Input material
_ _ _ _ _ _ _

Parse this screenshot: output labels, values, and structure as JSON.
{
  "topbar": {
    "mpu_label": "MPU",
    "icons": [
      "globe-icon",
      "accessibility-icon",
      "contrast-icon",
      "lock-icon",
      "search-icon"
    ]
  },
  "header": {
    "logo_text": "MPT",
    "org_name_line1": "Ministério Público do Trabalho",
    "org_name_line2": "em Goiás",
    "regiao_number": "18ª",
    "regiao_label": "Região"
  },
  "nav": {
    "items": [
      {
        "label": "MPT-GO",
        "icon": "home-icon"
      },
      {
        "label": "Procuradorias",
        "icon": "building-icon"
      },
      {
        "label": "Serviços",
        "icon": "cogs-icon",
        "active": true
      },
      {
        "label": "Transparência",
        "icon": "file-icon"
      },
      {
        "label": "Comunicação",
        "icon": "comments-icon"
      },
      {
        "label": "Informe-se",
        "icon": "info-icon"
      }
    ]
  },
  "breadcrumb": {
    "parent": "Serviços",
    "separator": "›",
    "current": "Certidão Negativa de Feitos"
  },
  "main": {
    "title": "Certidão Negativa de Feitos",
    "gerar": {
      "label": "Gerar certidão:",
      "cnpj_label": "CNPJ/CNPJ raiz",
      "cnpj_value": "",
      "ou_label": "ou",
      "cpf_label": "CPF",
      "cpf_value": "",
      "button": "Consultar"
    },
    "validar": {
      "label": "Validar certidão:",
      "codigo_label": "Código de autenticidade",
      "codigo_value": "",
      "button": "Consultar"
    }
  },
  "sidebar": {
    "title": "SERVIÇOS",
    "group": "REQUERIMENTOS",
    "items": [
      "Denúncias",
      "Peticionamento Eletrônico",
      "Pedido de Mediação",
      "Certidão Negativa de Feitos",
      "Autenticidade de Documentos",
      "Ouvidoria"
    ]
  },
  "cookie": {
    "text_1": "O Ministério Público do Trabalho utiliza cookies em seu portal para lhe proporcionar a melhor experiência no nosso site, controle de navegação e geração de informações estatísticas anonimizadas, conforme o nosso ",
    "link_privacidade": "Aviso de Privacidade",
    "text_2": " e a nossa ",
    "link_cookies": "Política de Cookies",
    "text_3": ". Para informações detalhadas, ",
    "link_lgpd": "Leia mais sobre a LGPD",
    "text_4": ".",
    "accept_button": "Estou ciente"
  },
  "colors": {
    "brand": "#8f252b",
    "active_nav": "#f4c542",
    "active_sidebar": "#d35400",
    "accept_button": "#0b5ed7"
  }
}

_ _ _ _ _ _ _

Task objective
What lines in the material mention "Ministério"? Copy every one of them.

Task output
    "org_name_line1": "Ministério Público do Trabalho",
    "text_1": "O Ministério Público do Trabalho utiliza cookies em seu portal para lhe proporcionar a melhor experiência no nosso site, controle de navegação e geração de informações estatísticas anonimizadas, conforme o nosso ",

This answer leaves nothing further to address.